Peer Gynt and the Onion
Do what thou wilt shall be the whole of the Law.

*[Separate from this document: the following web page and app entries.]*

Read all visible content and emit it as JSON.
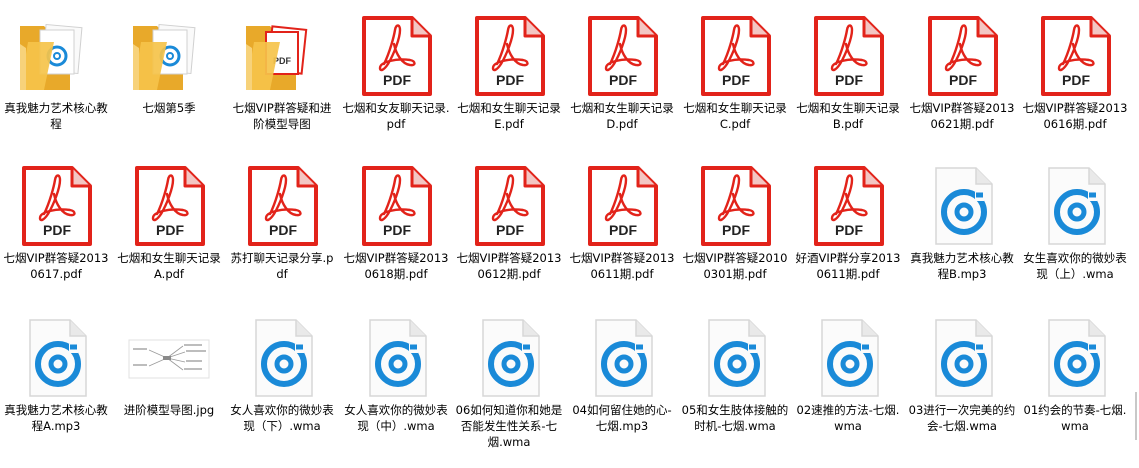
{
  "files": [
    {
      "name": "真我魅力艺术核心教程",
      "icon": "folder-icon"
    },
    {
      "name": "七烟第5季",
      "icon": "folder-icon"
    },
    {
      "name": "七烟VIP群答疑和进阶模型导图",
      "icon": "folder-pdf-icon"
    },
    {
      "name": "七烟和女友聊天记录.pdf",
      "icon": "pdf-icon"
    },
    {
      "name": "七烟和女生聊天记录E.pdf",
      "icon": "pdf-icon"
    },
    {
      "name": "七烟和女生聊天记录D.pdf",
      "icon": "pdf-icon"
    },
    {
      "name": "七烟和女生聊天记录C.pdf",
      "icon": "pdf-icon"
    },
    {
      "name": "七烟和女生聊天记录B.pdf",
      "icon": "pdf-icon"
    },
    {
      "name": "七烟VIP群答疑20130621期.pdf",
      "icon": "pdf-icon"
    },
    {
      "name": "七烟VIP群答疑20130616期.pdf",
      "icon": "pdf-icon"
    },
    {
      "name": "七烟VIP群答疑20130617.pdf",
      "icon": "pdf-icon"
    },
    {
      "name": "七烟和女生聊天记录A.pdf",
      "icon": "pdf-icon"
    },
    {
      "name": "苏打聊天记录分享.pdf",
      "icon": "pdf-icon"
    },
    {
      "name": "七烟VIP群答疑20130618期.pdf",
      "icon": "pdf-icon"
    },
    {
      "name": "七烟VIP群答疑20130612期.pdf",
      "icon": "pdf-icon"
    },
    {
      "name": "七烟VIP群答疑20130611期.pdf",
      "icon": "pdf-icon"
    },
    {
      "name": "七烟VIP群答疑20100301期.pdf",
      "icon": "pdf-icon"
    },
    {
      "name": "好酒VIP群分享20130611期.pdf",
      "icon": "pdf-icon"
    },
    {
      "name": "真我魅力艺术核心教程B.mp3",
      "icon": "audio-icon"
    },
    {
      "name": "女生喜欢你的微妙表现（上）.wma",
      "icon": "audio-icon"
    },
    {
      "name": "真我魅力艺术核心教程A.mp3",
      "icon": "audio-icon"
    },
    {
      "name": "进阶模型导图.jpg",
      "icon": "image-thumbnail-icon"
    },
    {
      "name": "女人喜欢你的微妙表现（下）.wma",
      "icon": "audio-icon"
    },
    {
      "name": "女人喜欢你的微妙表现（中）.wma",
      "icon": "audio-icon"
    },
    {
      "name": "06如何知道你和她是否能发生性关系-七烟.wma",
      "icon": "audio-icon"
    },
    {
      "name": "04如何留住她的心-七烟.mp3",
      "icon": "audio-icon"
    },
    {
      "name": "05和女生肢体接触的时机-七烟.wma",
      "icon": "audio-icon"
    },
    {
      "name": "02速推的方法-七烟.wma",
      "icon": "audio-icon"
    },
    {
      "name": "03进行一次完美的约会-七烟.wma",
      "icon": "audio-icon"
    },
    {
      "name": "01约会的节奏-七烟.wma",
      "icon": "audio-icon"
    }
  ],
  "icon_labels": {
    "pdf": "PDF"
  },
  "colors": {
    "pdf_red": "#e2231a",
    "audio_blue": "#1a8ad8",
    "folder_yellow": "#f5c34a"
  }
}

[Whitsun Eve. — In the depths of the forest. To the back, in a clearing, is a hut with a pair of reindeer horns over the porch-gable.] [Peer Gynt is creeping among the undergrowth, gathering wild onions.] Peer Well, this is one standpoint. Where is the next? One should try all things and choose the best. Well, I have done so, — beginning from Caesar, and downwards as far as to Nebuchadnezzar. So I had, after all, to go through Bible history; — the old boy's had to take to his mother again. After all it is written: Of the earth art you come. — The main thing in life is to fill one's belly. Fill it with onions? That's not much good; — I must take to cunning, and set out snares. There's water in the beck here; I shan't suffer thirst; and I count as the first 'mong the beasts after all. When my time comes to die — as most likely it will, — I shall crawl in under a wind-fallen tree; like the bear, I will heap up a leaf-mound above me, and I'll scratch in big print on the bark of the tree: Here rests Peer Gynt, that decent soul, Kaiser over all of the other beasts. — Kaiser? [Laughs inwardly.] Why, you old soothsayer-humbug! no Kaiser are you; you are nought but an onion. I'm going to peel you now, my good Peer! You won't escape either by begging or howling. [Takes an onion and pulls off layer after layer.] There lies the outermost layer, all torn; that's the shipwrecked man on the jolly-boat's keel. Here's the passenger layer, scanty and thin; — and yet in its taste there's a tang of Peer Gynt. Next underneath is the gold-digger ego; the juice is all gone — if it ever had any. This coarse-grained layer with the hardened skin is the peltry-hunter by Hudson's Bay. The next one looks like a crown; — oh, thanks! we'll throw it away without more ado. Here's the archaeologist, short but sturdy; and here is the Prophet, juicy and fresh. He stinks, as the Scripture has it, of lies, enough to bring the water to an honest man's eyes. This layer that rolls itself softly together is the gentleman, living in ease and good cheer. The next one seems sick. There are black streaks upon it; — black symbolises both parsons and niggers. [Pulls off several layers at once.] What an enormous number of swathings! Isn't the kernel soon coming to light? [Pulls the whole onion to pieces.] I'm blest if it is! To the innermost centre, it's nothing but swathings — each smaller and smaller. — Nature is witty! [Throws the fragments away.]
— Henrik Ibsen, Peer Gynt, 1865
Love is the law, love under will.